Don’t Shoot Portland organized the protest during the June 21 board meeting at Harriet Tubman Leadership Academy for Young Women. The group includes parents and community members, who say it’s time to take action.

Group members marched to the board meeting after a rally. Protesters continued their demonstration with signs and chanting during the board meeting. At one point the board called for a recess due to the disruptions.

The protest and board meeting came hours after PPS Superintendent Carole Smith announced her plan to retire by June 2017. Smith told district officials that she took the superintendent’s position in 2007 with the intention of staying for 10 years.

CAROLE SMITH“When I started this job in October of 2007, the average tenure of an urban superintendent was and still is 2.5 years,” Smith wrote in a message posted on the district website. “I knew that in order to make meaningful change, I set my goal at 10 years so that I could fully commit myself to the long-term needs of the district, students and staff. I am entering my 10th year as superintendent and today I have affirmed for the board my intention to retire.”

“I have loved being your superintendent. It is an honor and a pleasure to serve our students, families and staff.”



Smith has come under fire in the past few weeks after news reports that district officials knew about elevated levels of lead in school building drinking water four years ago and was slow to take action. Frustrated and angry parents shouted during two community meetings that Smith and other administrators should resign or be dismissed because of the slow response.

In the wake of high levels of lead discovered in school drinking water and radon found in school buildings, parents are saying district officials have violated their children’s civil right to education.
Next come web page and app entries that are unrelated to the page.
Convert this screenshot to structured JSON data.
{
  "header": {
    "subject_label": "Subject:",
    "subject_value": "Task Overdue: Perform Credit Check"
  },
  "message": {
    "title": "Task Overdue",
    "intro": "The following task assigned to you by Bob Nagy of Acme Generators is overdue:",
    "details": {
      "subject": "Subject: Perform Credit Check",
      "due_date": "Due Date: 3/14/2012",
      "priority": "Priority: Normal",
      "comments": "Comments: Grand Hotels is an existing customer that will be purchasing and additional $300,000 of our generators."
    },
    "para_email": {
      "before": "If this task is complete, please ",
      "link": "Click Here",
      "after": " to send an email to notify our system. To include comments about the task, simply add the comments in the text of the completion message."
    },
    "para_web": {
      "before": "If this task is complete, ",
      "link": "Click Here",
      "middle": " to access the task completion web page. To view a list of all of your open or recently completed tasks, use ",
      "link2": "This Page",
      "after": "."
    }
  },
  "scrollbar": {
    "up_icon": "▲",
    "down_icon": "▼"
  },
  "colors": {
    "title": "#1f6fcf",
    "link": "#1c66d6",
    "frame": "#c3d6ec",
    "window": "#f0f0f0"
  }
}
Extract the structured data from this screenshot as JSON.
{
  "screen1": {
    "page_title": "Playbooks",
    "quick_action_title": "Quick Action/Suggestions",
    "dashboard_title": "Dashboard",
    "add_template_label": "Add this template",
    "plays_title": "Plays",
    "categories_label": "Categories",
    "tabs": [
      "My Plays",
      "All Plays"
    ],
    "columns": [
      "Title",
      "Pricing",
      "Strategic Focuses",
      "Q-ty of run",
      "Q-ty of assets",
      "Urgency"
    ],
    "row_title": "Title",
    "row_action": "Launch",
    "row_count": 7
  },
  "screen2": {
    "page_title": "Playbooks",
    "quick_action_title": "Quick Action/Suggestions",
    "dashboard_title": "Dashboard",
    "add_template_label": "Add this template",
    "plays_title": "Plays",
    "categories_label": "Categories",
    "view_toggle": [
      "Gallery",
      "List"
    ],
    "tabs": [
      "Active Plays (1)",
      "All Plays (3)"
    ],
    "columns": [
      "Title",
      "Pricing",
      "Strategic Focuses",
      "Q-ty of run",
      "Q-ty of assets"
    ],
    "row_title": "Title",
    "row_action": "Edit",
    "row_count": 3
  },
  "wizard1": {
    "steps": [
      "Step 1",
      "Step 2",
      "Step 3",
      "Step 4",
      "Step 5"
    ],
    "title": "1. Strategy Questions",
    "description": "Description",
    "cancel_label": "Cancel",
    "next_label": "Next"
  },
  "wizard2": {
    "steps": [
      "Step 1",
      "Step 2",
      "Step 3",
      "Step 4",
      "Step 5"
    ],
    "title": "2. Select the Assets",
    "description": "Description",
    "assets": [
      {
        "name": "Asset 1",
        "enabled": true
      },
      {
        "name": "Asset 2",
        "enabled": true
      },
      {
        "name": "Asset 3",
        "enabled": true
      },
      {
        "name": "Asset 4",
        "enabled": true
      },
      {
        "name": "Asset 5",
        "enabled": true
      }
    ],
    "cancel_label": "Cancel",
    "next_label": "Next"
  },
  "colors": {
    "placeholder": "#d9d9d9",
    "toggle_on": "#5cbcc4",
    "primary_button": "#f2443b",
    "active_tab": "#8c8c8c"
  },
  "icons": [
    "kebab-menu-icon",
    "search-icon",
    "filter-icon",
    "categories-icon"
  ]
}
Organizers of Tuesday’s march say parents should be filing civil rights complaints.

Gov. Kate Brown said Tuesday it’s possible that starting this fall, all Oregon schools would have to come up with a plan for health and safety assessments in school buildings across the state.

KOIN 6 News, Pamplin Media Group news partner, contributed to this report.